Which brings me to Gunnarsson. I just like the guy, like the way he plays. About a year ago, I opined that he had a bit of Nik Lidstrom in him. Now, that may be a stretch, but I just think that he is only now beginning to grow into his full maturity as a bonafide NHL defenseman. My snapshot viewing of him is that he can play at both ends of the ice. He is not Bobby Orr offensively (is anyone?), but he can shoot the puck and has good instincts in the offensive zone. I like that he doesn’t have to run at guys or bash people to take the puck away from a forward (hey, you need bashers, but big hits often lead to big risks, too). He is deceptively fast, is a fine skater who can shift away from forecheckers a bit like Kaberle and he’s pretty smart with--and without--the puck. I think it was the other night in Boston when he very deftly deflected a big shot from Chara out of the rink. No big splash, just a quietly effective moment in a game that requires a lot of those little plays for a team to be successful.
And, importantly, I think he’s the kind of d-man who will make his partner better, regardless of who the guy is. If someone is struggling, I feel he is the kind of guy who can help settle his partner down and get his game back.
Sounds like a pretty good NHL defenseman to me—and we already have him.
So why do I even bother to raise his name? Well, other than highlighting the fact that he is playing well (in my estimation) for the Leafs right now, I would hate for him to be the guy included in any kind of deal the Leaf brass may or may not be contemplating.
I mean, Schenn is not going anywhere, nor of course is Phaneuf. Komisarek is playing better most nights, but no one will pick up that contract. Liles is necessary as that skating, puck-moving, power-play defenseman. Franson could be dealt but won’t return much. Gardiner is staying put.
So if the Leafs need to get better in terms of their “top-six” forwards (and they do once they are serious about being a championship team) then they have to give something to get something. And it just makes sense that other teams would inquire about Gunnarsson, because he was not a "Burke guy" and would appear to be the one defenseman who would be "available" and bring something worthwhile in return.

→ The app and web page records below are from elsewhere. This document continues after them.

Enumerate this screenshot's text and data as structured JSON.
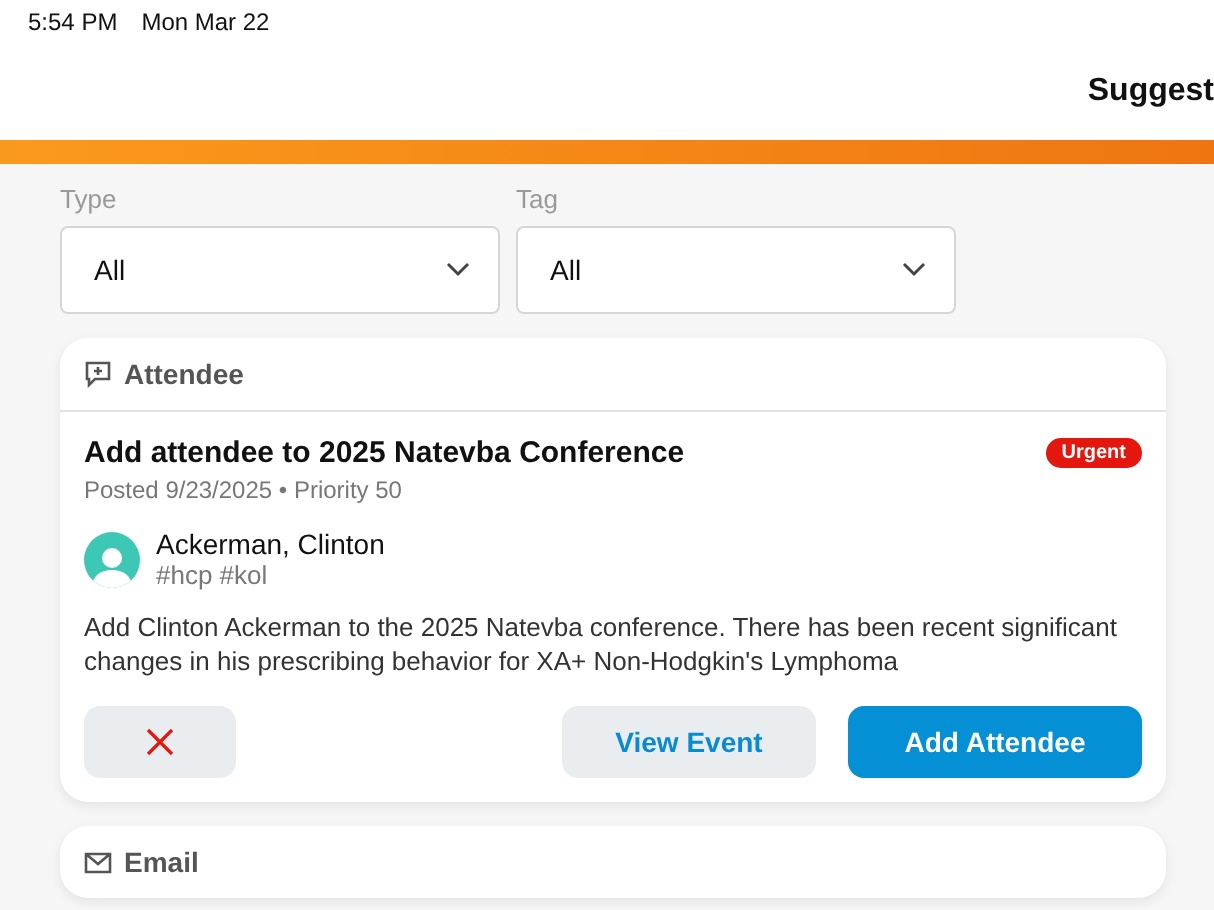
{
  "status_bar": {
    "time": "5:54 PM",
    "date": "Mon Mar 22"
  },
  "header": {
    "title": "Suggest"
  },
  "filters": [
    {
      "label": "Type",
      "value": "All"
    },
    {
      "label": "Tag",
      "value": "All"
    }
  ],
  "cards": [
    {
      "kind": "attendee",
      "category": "Attendee",
      "title": "Add attendee to 2025 Natevba Conference",
      "badge": "Urgent",
      "meta": "Posted 9/23/2025 • Priority 50",
      "person": {
        "name": "Ackerman, Clinton",
        "tags": "#hcp #kol"
      },
      "description": "Add Clinton Ackerman to the 2025 Natevba conference. There has been recent significant changes in his prescribing behavior for XA+ Non-Hodgkin's Lymphoma",
      "actions": [
        {
          "kind": "dismiss"
        },
        {
          "kind": "secondary",
          "label": "View Event"
        },
        {
          "kind": "primary",
          "label": "Add Attendee"
        }
      ]
    },
    {
      "kind": "email",
      "category": "Email"
    }
  ]
}
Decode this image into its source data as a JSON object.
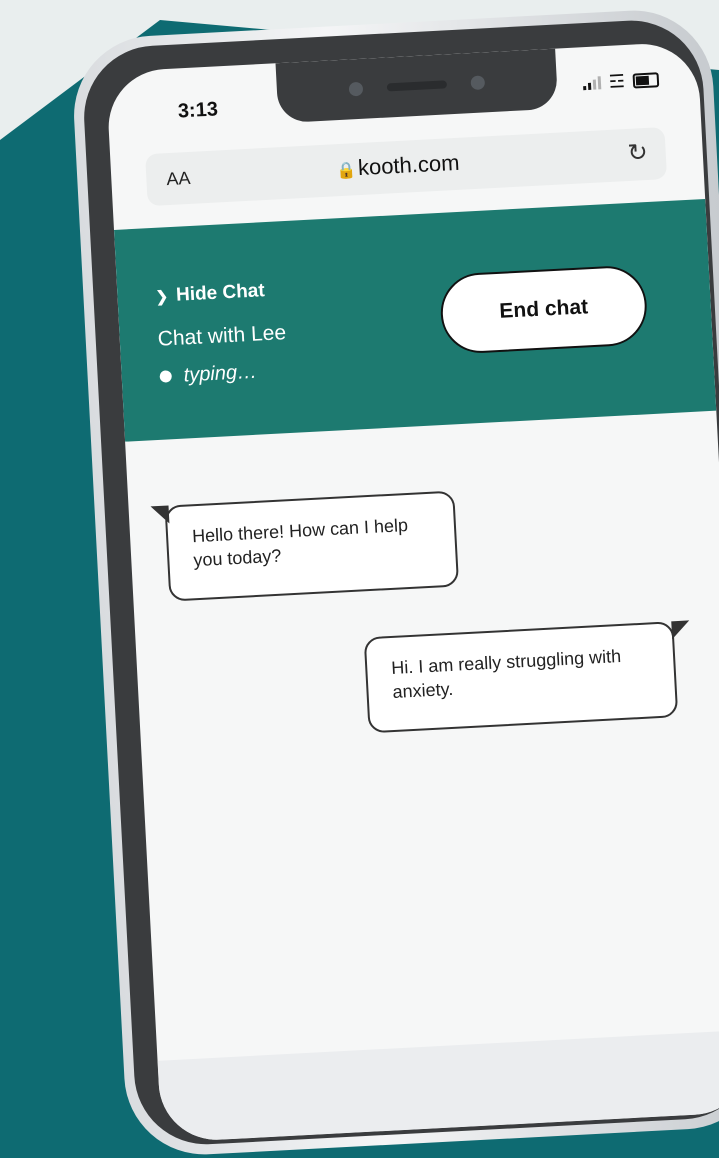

If you were the GM of another NHL team, wouldn’t you ask about Gunner?
Gunnarsson turns 25 next month. When do NHL defensemen fully mature and play at the peak of their ability, in terms of physical presence, smarts, skill, etc.? We can debate the point, but it is certainly sometime later than the age of 25 and before 35, though there may be occasional exceptions.
So Gunnarsson is just now entering his NHL prime, having played all of 115 regular-season games, though not any playoff games because, well, he plays in Toronto. He has international experience for Sweden and is just emerging as the kind of player I think he can be.
Too, I really like the fact that he has received a grand total of maybe 14 minor penalties so far in his young career. Too often defensemen get “credit” because they have high penalty-minute totals. Nice thought, except that most of the time these are bad penalties because of being out of position or simply making a poor play. How does that help the team? All it does is make the penalty-killing units work that much harder. (That’s one of the things I liked about Kaberle; he rarely took dumb penalties to put the Leafs in a hole, because he was smart and could skate away from trouble without giving the puck away very often in his prime.)
All by way of saying that when Gunnarsson hits his peak years, I want it to be in blue and white, not in some market like Florida, Dallas or Nashville. Let him become that solid, dependable, all-around (All-Star?) defenseman right here, with the Maple Leafs.
Somebody else will have to be trade bait.